Last year the Ceremonials and Protocol Branch of the Department of Secretary of State (which certainly sounds like an outfit that would hand out a lot of medals) handed out a lot of medals. Twenty-one thousand Centennial Medals, in fact.

So where are they now? And where are the reluctant heroes who ought to be wearing them?

The best way to find out seemed to be to track down several of the individuals belonging to various military, labor, industrial, educational, scientific and cultural organizations

who had been invited to nominate worthy recipients from among their ranks. (Somehow it seemed a little too “inside” to bother with members of city councils, provincial legislatures, and the federal parliament who got onto the list as what you might “automatic” heroes. I made one exception there though, in Gilles Grégoire, MP, whose Centennial-year heroism apparently consisted of sitting in the House and advocating separatism. He told me he planned to sell his medal as soon as he could get it evaluated.) Mordecai Richler, the novelist and screen writer, had no notion he was being so honored until the medal arrived in the mail. Thinking some friend must have sent it as a gag, he gave it to his son. Now he doesn’t know where it is. “It certainly hasn’t changed my life,” he points out.

Chantal Beauregard, a leading female personality on the CBCs Frenchlanguage radio station in Toronto, confesses she, too, was “a bit stunned” by the honor. “I wondered, ‘Am I being put on?’ ” However, she has mellowed since, “it seems like a joke when anyone else gets it, but when it’s your own, it’s kind of nice.” Arnold Edinborougli, publisher of Saturday Night magazine, says he’s “very happy" to have his medal and thinks more medalists would feel the same except for the fact that “we’re going through a phase in which extraordinary people are being knocked.” Kildare Dobbs, another of the extraordinary people, has done some medalknocking himself in his Toronto Daily Star column. He insists he can’t recall having performed any “valuable service” to Canada (though he did, during his days with Macmillan publishing company, edit the memoirs and speeches of the late GovernorGeneral Vincent Massey). Dobbs recently surmounted the ribbon of his medal with a bar bearing a skull and crossbones. “It looks quite sharp,” he reports, “on my Mexican shepherd’s jacket.”

Jan Rubes, the Canadian Opera basso, says he wore his medal “everywhere” during a recent visit to Czechoslovakia. “In Canada I would wear it to the opening of the opera season. It’s the reward that an opera singer gets. Pop singers get money.”

Lois Smith, prima ballerina with the National Ballet, thinks the whole medal thing is “a bit old fashioned.” But she may wear hers — after she’s had it refashioned into a pendant. Herman Geiger-Torel, General Director of the Canadian Opera Company, keeps his letter of award framed on his office wall while the medal sits at home. But his explanation has a ring of proper protocol to it: “I don’t think one wears the medal. It’s not an order.”

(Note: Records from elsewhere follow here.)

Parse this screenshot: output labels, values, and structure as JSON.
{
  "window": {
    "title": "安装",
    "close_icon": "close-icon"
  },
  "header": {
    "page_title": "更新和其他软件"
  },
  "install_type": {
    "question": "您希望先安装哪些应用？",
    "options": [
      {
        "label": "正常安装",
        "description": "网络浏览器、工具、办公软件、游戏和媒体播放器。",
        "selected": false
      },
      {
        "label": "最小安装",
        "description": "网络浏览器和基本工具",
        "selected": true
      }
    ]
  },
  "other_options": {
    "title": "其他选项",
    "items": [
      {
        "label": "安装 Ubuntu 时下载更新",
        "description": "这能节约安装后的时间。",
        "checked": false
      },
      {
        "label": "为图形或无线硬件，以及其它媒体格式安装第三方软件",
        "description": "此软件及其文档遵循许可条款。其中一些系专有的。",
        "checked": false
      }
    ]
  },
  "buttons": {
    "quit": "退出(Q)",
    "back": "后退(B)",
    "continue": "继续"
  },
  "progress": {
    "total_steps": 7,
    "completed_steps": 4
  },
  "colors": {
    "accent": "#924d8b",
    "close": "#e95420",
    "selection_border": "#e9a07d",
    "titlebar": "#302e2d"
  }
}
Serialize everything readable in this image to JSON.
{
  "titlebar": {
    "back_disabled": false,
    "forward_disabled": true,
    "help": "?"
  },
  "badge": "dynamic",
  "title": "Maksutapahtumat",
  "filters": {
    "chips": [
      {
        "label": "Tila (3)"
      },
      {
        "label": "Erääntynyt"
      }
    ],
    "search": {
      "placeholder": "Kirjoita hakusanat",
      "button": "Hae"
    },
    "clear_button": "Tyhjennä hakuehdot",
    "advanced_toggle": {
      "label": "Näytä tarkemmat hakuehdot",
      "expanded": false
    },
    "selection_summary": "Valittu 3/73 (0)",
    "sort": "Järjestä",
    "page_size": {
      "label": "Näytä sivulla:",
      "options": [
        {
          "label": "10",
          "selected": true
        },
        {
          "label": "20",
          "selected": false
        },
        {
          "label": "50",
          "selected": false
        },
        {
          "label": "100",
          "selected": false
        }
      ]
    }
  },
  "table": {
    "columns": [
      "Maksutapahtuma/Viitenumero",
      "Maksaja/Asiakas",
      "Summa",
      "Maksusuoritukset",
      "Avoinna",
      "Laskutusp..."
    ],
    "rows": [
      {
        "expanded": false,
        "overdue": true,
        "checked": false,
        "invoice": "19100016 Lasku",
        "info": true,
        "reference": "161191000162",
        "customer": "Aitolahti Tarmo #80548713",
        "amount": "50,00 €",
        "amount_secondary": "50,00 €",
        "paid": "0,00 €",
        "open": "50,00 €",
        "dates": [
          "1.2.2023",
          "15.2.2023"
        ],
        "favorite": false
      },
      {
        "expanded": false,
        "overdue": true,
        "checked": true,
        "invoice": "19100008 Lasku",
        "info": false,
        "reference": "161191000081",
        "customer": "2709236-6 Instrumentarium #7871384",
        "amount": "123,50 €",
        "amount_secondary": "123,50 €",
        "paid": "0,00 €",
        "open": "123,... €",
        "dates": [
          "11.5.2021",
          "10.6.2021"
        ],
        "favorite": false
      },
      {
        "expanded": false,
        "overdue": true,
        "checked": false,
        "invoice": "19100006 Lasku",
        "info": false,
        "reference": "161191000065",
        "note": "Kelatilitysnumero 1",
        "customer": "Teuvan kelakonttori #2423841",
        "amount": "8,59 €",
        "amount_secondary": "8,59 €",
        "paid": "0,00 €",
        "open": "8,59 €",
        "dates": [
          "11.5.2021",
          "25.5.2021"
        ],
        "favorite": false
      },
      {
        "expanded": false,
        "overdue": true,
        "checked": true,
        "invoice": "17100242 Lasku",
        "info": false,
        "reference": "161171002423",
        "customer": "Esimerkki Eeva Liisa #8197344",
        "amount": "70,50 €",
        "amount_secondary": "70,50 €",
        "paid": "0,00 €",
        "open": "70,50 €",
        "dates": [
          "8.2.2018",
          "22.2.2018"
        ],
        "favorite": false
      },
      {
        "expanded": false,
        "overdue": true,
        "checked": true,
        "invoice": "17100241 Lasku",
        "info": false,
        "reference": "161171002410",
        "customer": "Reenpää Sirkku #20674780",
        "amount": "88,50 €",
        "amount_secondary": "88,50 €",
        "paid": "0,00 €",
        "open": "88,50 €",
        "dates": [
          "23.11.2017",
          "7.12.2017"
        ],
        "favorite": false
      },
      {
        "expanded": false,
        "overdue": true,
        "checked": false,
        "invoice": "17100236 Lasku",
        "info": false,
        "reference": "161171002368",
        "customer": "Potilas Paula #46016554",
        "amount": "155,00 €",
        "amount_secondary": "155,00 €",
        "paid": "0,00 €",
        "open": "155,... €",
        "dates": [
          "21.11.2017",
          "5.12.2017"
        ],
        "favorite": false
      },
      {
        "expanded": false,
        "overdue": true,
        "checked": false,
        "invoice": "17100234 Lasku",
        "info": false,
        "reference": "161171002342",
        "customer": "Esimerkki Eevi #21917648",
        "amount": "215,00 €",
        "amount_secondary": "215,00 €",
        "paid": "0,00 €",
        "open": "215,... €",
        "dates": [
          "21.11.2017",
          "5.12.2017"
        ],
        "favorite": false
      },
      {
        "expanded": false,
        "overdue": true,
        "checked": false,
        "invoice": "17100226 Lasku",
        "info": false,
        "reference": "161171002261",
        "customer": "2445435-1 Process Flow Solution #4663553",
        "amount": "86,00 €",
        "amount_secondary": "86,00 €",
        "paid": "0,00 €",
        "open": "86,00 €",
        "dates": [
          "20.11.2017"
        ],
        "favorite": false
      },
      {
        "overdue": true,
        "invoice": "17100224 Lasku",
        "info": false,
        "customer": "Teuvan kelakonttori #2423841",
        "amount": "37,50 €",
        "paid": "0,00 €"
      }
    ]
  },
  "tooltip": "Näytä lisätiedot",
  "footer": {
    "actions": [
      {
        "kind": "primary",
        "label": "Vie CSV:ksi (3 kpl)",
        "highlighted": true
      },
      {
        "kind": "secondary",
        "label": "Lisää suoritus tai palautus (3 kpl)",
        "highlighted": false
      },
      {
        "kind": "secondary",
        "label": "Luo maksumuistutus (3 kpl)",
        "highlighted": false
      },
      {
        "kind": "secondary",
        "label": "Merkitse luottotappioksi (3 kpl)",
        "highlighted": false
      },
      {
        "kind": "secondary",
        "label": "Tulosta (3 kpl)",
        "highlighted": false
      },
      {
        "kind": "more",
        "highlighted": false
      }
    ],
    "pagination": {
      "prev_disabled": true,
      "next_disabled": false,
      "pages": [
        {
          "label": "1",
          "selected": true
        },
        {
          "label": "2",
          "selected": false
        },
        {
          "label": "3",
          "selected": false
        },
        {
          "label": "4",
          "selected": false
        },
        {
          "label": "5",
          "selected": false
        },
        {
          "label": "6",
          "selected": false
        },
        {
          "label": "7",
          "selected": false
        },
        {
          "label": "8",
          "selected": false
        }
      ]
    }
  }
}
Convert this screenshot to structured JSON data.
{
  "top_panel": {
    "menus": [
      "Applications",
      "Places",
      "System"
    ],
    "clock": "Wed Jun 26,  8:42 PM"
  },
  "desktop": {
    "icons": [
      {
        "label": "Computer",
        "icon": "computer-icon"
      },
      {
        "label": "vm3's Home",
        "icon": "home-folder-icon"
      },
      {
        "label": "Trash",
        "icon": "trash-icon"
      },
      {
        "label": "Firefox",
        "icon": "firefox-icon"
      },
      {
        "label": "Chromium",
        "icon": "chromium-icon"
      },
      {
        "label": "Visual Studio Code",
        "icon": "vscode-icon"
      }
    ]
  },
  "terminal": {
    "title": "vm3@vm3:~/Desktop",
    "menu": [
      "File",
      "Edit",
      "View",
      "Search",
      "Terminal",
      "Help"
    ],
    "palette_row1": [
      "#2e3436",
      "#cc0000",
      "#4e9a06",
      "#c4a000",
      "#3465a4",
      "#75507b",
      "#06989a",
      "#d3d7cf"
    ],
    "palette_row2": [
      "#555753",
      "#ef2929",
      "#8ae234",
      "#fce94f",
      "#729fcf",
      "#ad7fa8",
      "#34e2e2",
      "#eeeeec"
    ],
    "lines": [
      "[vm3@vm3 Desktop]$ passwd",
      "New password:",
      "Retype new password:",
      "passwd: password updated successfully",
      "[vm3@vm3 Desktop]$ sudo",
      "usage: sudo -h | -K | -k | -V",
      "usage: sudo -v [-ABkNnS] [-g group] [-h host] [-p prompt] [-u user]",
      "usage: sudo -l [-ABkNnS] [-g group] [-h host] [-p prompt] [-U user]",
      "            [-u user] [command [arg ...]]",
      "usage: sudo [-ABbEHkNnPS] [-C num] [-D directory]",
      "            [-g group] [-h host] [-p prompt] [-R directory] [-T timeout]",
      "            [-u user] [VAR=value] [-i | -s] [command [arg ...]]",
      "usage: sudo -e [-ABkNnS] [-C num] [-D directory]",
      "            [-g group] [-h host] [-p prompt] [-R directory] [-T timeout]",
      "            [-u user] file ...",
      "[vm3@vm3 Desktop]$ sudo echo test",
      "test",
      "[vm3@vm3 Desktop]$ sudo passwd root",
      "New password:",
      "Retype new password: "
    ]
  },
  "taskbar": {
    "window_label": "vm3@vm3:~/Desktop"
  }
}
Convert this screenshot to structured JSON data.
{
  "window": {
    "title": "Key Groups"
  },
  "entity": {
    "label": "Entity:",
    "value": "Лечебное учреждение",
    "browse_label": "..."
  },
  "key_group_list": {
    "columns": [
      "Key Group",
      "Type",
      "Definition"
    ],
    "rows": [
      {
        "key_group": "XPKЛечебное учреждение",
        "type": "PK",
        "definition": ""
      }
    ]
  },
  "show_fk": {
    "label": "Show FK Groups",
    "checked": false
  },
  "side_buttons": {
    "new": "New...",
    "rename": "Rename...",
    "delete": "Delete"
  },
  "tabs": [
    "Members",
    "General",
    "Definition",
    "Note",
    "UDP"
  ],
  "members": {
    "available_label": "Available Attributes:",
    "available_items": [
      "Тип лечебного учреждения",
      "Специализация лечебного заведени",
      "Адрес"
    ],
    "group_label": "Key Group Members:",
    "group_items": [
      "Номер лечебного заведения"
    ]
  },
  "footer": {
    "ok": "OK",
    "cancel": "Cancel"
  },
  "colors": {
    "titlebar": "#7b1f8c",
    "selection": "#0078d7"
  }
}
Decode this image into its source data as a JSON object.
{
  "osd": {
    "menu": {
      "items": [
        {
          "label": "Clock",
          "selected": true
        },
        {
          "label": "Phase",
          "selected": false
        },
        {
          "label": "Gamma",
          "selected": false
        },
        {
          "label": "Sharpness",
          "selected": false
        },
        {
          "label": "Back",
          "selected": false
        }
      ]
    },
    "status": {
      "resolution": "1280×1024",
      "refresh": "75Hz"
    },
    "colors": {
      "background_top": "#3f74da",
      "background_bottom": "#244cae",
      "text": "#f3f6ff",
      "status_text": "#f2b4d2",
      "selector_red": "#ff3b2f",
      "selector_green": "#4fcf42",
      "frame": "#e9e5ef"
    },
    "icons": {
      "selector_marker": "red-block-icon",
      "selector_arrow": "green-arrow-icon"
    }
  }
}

Since that leaves approximately 20,993 Canada medalists unaccounted for, I have a suggestion for Ottawa: Ninety-eight years from now, when it comes time to strike a bicentennial medal, call it the Order of Canada Medal. Then maybe the people who get it will feel obliged to wear it and we’ll be able to tell our valuable citizens from ordinary run-of-the-mill taxpayers. KASPARS DZEGUZE